(Work instruction) Every line below that includes "JSON" counts toward the total. Report that total alone.

(Information supplied)
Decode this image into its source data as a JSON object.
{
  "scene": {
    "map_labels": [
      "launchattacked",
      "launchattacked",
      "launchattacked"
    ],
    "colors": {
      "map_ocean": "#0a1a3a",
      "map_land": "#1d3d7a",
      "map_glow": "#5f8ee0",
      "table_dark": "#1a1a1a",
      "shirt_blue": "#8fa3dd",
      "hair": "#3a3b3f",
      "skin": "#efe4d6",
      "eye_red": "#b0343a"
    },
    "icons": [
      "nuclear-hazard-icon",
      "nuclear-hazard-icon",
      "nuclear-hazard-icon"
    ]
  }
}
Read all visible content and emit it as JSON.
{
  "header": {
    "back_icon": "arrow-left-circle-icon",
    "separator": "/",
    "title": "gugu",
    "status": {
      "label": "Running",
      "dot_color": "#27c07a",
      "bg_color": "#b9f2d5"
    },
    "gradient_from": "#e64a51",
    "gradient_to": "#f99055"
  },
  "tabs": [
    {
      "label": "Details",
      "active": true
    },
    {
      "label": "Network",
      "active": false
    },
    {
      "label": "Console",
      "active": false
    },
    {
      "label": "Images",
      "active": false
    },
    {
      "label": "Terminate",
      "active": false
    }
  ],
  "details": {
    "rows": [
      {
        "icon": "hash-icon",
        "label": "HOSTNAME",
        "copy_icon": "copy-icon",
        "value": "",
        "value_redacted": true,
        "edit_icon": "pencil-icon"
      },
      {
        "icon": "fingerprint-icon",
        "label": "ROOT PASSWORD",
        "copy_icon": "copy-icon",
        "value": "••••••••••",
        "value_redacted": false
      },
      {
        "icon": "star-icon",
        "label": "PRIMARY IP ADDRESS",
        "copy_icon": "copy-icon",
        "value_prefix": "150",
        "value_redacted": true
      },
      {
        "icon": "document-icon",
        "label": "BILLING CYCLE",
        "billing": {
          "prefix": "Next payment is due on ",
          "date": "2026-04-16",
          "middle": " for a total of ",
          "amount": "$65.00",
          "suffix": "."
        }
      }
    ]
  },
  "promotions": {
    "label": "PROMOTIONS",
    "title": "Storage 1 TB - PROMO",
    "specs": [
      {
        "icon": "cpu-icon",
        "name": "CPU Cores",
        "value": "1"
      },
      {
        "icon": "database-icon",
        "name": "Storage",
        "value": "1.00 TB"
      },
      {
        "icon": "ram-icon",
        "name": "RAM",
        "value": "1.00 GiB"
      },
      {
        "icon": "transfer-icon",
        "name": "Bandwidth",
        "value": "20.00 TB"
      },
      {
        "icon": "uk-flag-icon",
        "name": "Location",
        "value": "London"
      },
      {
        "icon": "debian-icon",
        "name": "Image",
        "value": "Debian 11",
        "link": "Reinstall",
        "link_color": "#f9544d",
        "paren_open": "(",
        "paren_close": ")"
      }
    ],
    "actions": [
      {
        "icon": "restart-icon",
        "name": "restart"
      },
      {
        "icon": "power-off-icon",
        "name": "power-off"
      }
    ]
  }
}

(Result of the task) 2